Coverdale is essentially an observer of life. He is able to situate the socialistic experiment of Blithedale historically: It is a successor of the Puritan attempt to make one’s principles the foundation of daily living. Coverdale notes that group living requires a sacrifice of individual development, and the prime leaders—Hollingsworth and Zenobia—are individualists incapable of such a sacrifice. Perhaps because of the first-person narrative mode, none of the three main characters described by Coverdale ever comes to life on the page.

Hollingsworth is the type of the single-minded philanthropist who has channeled all of his considerable energy into founding an institute for the reformation of criminals. This apparently selfless devotion endears him to the two female protagonists: the dark and sensual Zenobia and the pale and spiritual Priscilla.

Like true romantic heroines, Zenobia and Priscilla are initially shrouded in mystery. The proud, wealthy Zenobia chafes at the restrictions society places on her sex. Priscilla, on the other hand, a seamstress before coming to Blithedale, possesses an essentially dependent character, devoting herself first to Zenobia and later to Hollingsworth. According to their father, the impoverished Old Moodie, his daughter Zenobia represents the wealth and power that her father abused and lost through some unnamed crime, while Priscilla is the child of his poverty, a reclusive person who fills her imagination with her father’s stories. Zenobia possesses many social qualities; Priscilla is rumored to be psychic.

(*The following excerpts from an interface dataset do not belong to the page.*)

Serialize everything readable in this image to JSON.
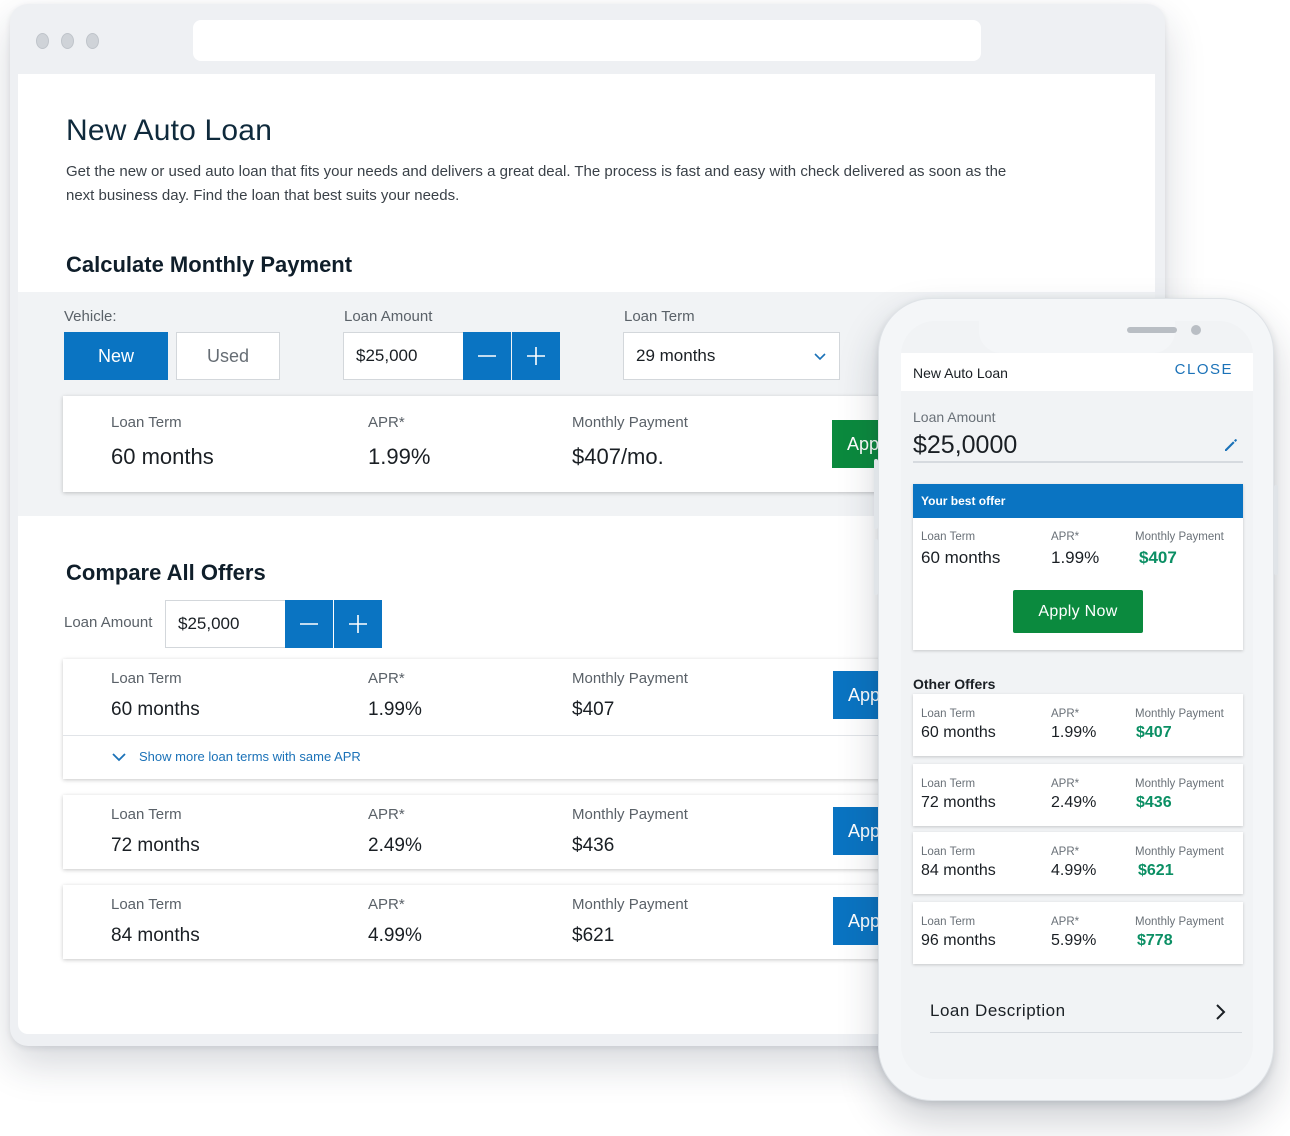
{
  "desktop": {
    "title": "New Auto Loan",
    "description": "Get the new or used auto loan that fits your needs and delivers a great deal. The process is fast and easy with check delivered as soon as the next business day. Find the loan that best suits your needs.",
    "calculator": {
      "heading": "Calculate Monthly Payment",
      "vehicle_label": "Vehicle:",
      "vehicle_options": [
        "New",
        "Used"
      ],
      "vehicle_selected": "New",
      "loan_amount_label": "Loan Amount",
      "loan_amount_value": "$25,000",
      "loan_term_label": "Loan Term",
      "loan_term_value": "29 months",
      "result": {
        "term_label": "Loan Term",
        "term_value": "60 months",
        "apr_label": "APR*",
        "apr_value": "1.99%",
        "payment_label": "Monthly Payment",
        "payment_value": "$407/mo.",
        "apply_label": "Apply"
      }
    },
    "compare": {
      "heading": "Compare All Offers",
      "loan_amount_label": "Loan Amount",
      "loan_amount_value": "$25,000",
      "show_more": "Show more loan terms with same APR",
      "offers": [
        {
          "term_label": "Loan Term",
          "term": "60 months",
          "apr_label": "APR*",
          "apr": "1.99%",
          "payment_label": "Monthly Payment",
          "payment": "$407",
          "apply": "Apply"
        },
        {
          "term_label": "Loan Term",
          "term": "72 months",
          "apr_label": "APR*",
          "apr": "2.49%",
          "payment_label": "Monthly Payment",
          "payment": "$436",
          "apply": "Apply"
        },
        {
          "term_label": "Loan Term",
          "term": "84 months",
          "apr_label": "APR*",
          "apr": "4.99%",
          "payment_label": "Monthly Payment",
          "payment": "$621",
          "apply": "Apply"
        }
      ]
    }
  },
  "mobile": {
    "title": "New Auto Loan",
    "close": "CLOSE",
    "loan_amount_label": "Loan Amount",
    "loan_amount_value": "$25,0000",
    "best_offer": {
      "header": "Your best offer",
      "term_label": "Loan Term",
      "term": "60 months",
      "apr_label": "APR*",
      "apr": "1.99%",
      "payment_label": "Monthly Payment",
      "payment": "$407",
      "apply": "Apply Now"
    },
    "other_offers_label": "Other Offers",
    "other_offers": [
      {
        "term_label": "Loan Term",
        "term": "60 months",
        "apr_label": "APR*",
        "apr": "1.99%",
        "payment_label": "Monthly Payment",
        "payment": "$407"
      },
      {
        "term_label": "Loan Term",
        "term": "72 months",
        "apr_label": "APR*",
        "apr": "2.49%",
        "payment_label": "Monthly Payment",
        "payment": "$436"
      },
      {
        "term_label": "Loan Term",
        "term": "84 months",
        "apr_label": "APR*",
        "apr": "4.99%",
        "payment_label": "Monthly Payment",
        "payment": "$621"
      },
      {
        "term_label": "Loan Term",
        "term": "96 months",
        "apr_label": "APR*",
        "apr": "5.99%",
        "payment_label": "Monthly Payment",
        "payment": "$778"
      }
    ],
    "loan_description": "Loan Description"
  },
  "colors": {
    "primary_blue": "#0a74c2",
    "apply_green": "#0b8a3e",
    "payment_green": "#0b8f64",
    "link_blue": "#1b72b8"
  }
}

Irony dominates the narration of The Blithedale Romance. For example, the judgmental narrator Coverdale...

(The entire section is 964 words.)